Page and application data records ▸
------------------------------------------------------------------------
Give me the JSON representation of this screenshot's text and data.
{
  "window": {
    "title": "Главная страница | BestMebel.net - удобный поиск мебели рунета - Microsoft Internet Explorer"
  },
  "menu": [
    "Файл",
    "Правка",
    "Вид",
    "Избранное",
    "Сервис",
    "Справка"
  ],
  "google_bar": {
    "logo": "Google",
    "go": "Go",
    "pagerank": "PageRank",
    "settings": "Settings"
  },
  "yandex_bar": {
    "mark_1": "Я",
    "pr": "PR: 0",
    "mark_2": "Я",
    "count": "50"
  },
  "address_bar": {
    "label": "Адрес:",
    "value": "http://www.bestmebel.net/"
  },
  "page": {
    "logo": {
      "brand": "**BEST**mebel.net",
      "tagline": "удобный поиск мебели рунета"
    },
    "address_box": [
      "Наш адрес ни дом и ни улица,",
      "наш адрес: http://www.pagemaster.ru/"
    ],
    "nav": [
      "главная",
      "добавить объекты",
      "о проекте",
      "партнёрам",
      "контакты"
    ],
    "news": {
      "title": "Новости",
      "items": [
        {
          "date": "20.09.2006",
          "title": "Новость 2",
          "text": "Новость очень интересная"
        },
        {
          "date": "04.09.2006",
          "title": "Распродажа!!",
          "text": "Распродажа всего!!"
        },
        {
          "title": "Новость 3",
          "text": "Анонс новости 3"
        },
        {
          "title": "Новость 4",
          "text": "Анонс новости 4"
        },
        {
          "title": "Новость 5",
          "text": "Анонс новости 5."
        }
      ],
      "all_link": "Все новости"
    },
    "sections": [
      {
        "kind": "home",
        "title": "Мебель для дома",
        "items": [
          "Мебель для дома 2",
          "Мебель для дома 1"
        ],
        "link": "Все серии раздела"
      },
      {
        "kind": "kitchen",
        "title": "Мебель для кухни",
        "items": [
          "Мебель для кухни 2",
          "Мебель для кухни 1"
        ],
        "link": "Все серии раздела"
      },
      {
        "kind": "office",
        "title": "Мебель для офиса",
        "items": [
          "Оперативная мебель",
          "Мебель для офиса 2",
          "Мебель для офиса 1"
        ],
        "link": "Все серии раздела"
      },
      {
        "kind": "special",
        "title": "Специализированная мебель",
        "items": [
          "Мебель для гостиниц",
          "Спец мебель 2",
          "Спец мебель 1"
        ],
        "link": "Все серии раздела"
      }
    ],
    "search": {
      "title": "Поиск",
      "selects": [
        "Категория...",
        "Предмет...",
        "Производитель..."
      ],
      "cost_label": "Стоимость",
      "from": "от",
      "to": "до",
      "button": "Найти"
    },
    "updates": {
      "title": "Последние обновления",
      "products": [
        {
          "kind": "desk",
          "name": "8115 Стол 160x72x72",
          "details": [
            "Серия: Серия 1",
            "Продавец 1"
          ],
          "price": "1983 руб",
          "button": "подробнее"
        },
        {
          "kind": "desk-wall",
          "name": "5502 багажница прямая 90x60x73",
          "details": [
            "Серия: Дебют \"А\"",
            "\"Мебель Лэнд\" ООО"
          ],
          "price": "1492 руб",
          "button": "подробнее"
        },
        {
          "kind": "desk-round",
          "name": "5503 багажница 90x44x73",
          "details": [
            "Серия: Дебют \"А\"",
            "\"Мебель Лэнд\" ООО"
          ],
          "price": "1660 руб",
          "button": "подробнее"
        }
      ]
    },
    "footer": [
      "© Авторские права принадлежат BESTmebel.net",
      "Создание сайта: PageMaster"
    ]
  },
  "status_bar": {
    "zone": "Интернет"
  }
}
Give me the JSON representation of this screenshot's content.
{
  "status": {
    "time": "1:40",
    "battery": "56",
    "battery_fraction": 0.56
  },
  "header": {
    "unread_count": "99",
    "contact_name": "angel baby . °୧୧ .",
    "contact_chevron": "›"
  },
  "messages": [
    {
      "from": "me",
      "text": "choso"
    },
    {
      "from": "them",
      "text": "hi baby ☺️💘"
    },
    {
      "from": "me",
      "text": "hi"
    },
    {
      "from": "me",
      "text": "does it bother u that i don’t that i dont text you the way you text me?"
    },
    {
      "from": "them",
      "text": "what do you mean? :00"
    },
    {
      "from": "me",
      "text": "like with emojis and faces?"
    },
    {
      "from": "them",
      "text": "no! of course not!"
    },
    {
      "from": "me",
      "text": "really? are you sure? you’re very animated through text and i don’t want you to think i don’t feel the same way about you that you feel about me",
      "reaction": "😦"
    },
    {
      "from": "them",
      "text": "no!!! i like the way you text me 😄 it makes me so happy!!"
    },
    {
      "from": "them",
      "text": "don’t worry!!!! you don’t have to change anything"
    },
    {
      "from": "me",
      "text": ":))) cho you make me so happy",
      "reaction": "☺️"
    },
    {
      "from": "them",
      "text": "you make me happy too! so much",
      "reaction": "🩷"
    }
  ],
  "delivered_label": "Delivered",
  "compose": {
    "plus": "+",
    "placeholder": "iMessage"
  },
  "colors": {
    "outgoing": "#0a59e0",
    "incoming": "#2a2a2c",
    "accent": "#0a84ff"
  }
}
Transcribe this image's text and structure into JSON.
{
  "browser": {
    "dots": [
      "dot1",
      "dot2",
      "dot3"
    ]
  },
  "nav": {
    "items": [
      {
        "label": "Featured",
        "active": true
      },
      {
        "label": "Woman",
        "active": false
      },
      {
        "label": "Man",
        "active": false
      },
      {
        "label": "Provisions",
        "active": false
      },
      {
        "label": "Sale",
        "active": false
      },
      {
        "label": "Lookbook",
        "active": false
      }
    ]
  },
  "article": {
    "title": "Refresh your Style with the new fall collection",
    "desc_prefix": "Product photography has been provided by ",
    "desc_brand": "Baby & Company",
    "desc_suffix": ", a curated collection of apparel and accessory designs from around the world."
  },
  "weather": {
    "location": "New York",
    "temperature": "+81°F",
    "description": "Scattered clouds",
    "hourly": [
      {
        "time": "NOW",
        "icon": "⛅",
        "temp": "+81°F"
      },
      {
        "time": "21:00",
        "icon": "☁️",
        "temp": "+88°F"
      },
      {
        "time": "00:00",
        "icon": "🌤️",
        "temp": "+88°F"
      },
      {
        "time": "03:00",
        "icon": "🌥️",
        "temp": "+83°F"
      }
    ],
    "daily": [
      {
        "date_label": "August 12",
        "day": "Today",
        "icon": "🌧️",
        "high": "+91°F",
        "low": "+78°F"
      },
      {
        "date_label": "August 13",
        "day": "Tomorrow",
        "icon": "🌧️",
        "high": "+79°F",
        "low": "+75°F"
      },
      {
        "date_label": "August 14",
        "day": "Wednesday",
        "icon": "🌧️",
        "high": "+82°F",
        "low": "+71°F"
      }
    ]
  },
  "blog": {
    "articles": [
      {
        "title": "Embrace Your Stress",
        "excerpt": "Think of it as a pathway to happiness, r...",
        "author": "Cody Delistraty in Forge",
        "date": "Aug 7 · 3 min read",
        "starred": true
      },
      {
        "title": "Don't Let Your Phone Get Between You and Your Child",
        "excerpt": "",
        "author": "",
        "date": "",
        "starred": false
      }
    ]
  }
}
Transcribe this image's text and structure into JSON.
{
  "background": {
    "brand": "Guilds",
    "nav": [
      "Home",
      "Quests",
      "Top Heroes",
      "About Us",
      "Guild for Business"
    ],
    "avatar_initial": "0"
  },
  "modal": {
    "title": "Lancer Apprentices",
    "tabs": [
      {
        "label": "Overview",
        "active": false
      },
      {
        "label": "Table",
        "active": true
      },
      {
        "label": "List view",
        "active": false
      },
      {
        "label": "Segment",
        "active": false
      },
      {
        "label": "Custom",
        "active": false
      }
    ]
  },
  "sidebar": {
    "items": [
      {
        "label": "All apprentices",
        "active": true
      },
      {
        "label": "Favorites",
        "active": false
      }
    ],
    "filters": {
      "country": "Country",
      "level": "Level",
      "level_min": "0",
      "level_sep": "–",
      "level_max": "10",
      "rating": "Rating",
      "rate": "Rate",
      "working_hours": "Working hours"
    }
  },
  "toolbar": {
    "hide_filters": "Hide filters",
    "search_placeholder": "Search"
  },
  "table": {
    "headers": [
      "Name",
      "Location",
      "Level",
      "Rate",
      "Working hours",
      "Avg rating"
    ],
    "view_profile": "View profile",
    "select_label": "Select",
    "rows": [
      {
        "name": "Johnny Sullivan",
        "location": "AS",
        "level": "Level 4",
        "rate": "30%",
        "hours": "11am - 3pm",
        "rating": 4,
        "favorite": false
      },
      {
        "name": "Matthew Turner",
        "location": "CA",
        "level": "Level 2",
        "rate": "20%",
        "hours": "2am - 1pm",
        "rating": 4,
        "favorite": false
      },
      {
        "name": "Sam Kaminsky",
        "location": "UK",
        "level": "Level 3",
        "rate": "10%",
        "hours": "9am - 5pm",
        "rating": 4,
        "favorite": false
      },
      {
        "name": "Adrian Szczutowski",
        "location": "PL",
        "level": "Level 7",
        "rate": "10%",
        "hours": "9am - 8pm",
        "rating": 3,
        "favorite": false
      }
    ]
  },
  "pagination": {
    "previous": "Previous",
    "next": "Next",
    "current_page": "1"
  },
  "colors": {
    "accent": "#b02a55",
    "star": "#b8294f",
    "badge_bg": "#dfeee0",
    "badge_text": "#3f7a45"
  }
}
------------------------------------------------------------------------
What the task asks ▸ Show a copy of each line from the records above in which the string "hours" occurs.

Solution to this exercise ▸
      "working_hours": "Working hours"
      "Working hours",
        "hours": "11am - 3pm",
        "hours": "2am - 1pm",
        "hours": "9am - 5pm",
        "hours": "9am - 8pm",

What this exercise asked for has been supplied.